**WORK TASK**
Copy the listing in full and exactly, omitting its images.

**PROVIDED DATA**
◆ ◆ ◆ ◆ ◆

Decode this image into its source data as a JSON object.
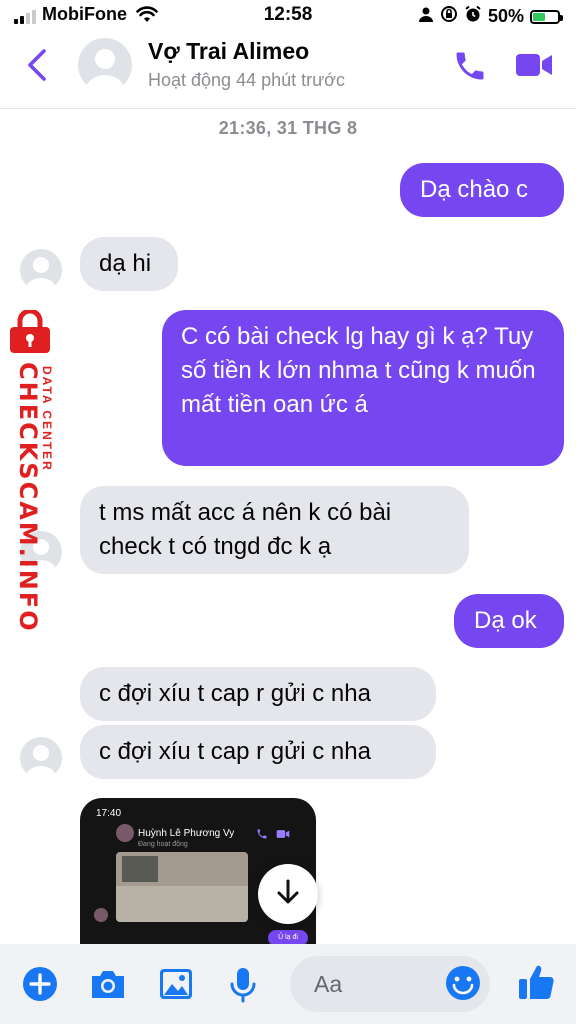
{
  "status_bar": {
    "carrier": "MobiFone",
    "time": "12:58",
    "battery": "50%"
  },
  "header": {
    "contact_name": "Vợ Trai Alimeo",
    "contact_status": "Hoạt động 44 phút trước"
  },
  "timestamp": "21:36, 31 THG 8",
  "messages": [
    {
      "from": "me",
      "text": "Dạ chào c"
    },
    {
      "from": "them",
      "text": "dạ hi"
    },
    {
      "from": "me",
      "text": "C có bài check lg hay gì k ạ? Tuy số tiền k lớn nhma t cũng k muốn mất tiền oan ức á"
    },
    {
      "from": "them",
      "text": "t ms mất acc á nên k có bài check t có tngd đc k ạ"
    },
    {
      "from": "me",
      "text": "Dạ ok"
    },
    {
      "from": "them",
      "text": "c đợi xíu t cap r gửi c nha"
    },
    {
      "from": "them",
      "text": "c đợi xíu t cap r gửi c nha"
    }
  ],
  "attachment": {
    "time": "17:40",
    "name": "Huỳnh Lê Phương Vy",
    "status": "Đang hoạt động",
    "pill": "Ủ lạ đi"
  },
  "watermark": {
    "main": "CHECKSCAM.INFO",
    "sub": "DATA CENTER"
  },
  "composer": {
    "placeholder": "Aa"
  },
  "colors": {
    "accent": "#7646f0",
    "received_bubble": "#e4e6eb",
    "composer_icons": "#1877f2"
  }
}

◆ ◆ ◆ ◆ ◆

**SOLUTION**
Decode this image into its source data as a JSON object.
{
  "status_bar": {
    "carrier": "MobiFone",
    "time": "12:58",
    "battery": "50%"
  },
  "header": {
    "contact_name": "Vợ Trai Alimeo",
    "contact_status": "Hoạt động 44 phút trước"
  },
  "timestamp": "21:36, 31 THG 8",
  "messages": [
    {
      "from": "me",
      "text": "Dạ chào c"
    },
    {
      "from": "them",
      "text": "dạ hi"
    },
    {
      "from": "me",
      "text": "C có bài check lg hay gì k ạ? Tuy số tiền k lớn nhma t cũng k muốn mất tiền oan ức á"
    },
    {
      "from": "them",
      "text": "t ms mất acc á nên k có bài check t có tngd đc k ạ"
    },
    {
      "from": "me",
      "text": "Dạ ok"
    },
    {
      "from": "them",
      "text": "c đợi xíu t cap r gửi c nha"
    },
    {
      "from": "them",
      "text": "c đợi xíu t cap r gửi c nha"
    }
  ],
  "attachment": {
    "time": "17:40",
    "name": "Huỳnh Lê Phương Vy",
    "status": "Đang hoạt động",
    "pill": "Ủ lạ đi"
  },
  "watermark": {
    "main": "CHECKSCAM.INFO",
    "sub": "DATA CENTER"
  },
  "composer": {
    "placeholder": "Aa"
  },
  "colors": {
    "accent": "#7646f0",
    "received_bubble": "#e4e6eb",
    "composer_icons": "#1877f2"
  }
}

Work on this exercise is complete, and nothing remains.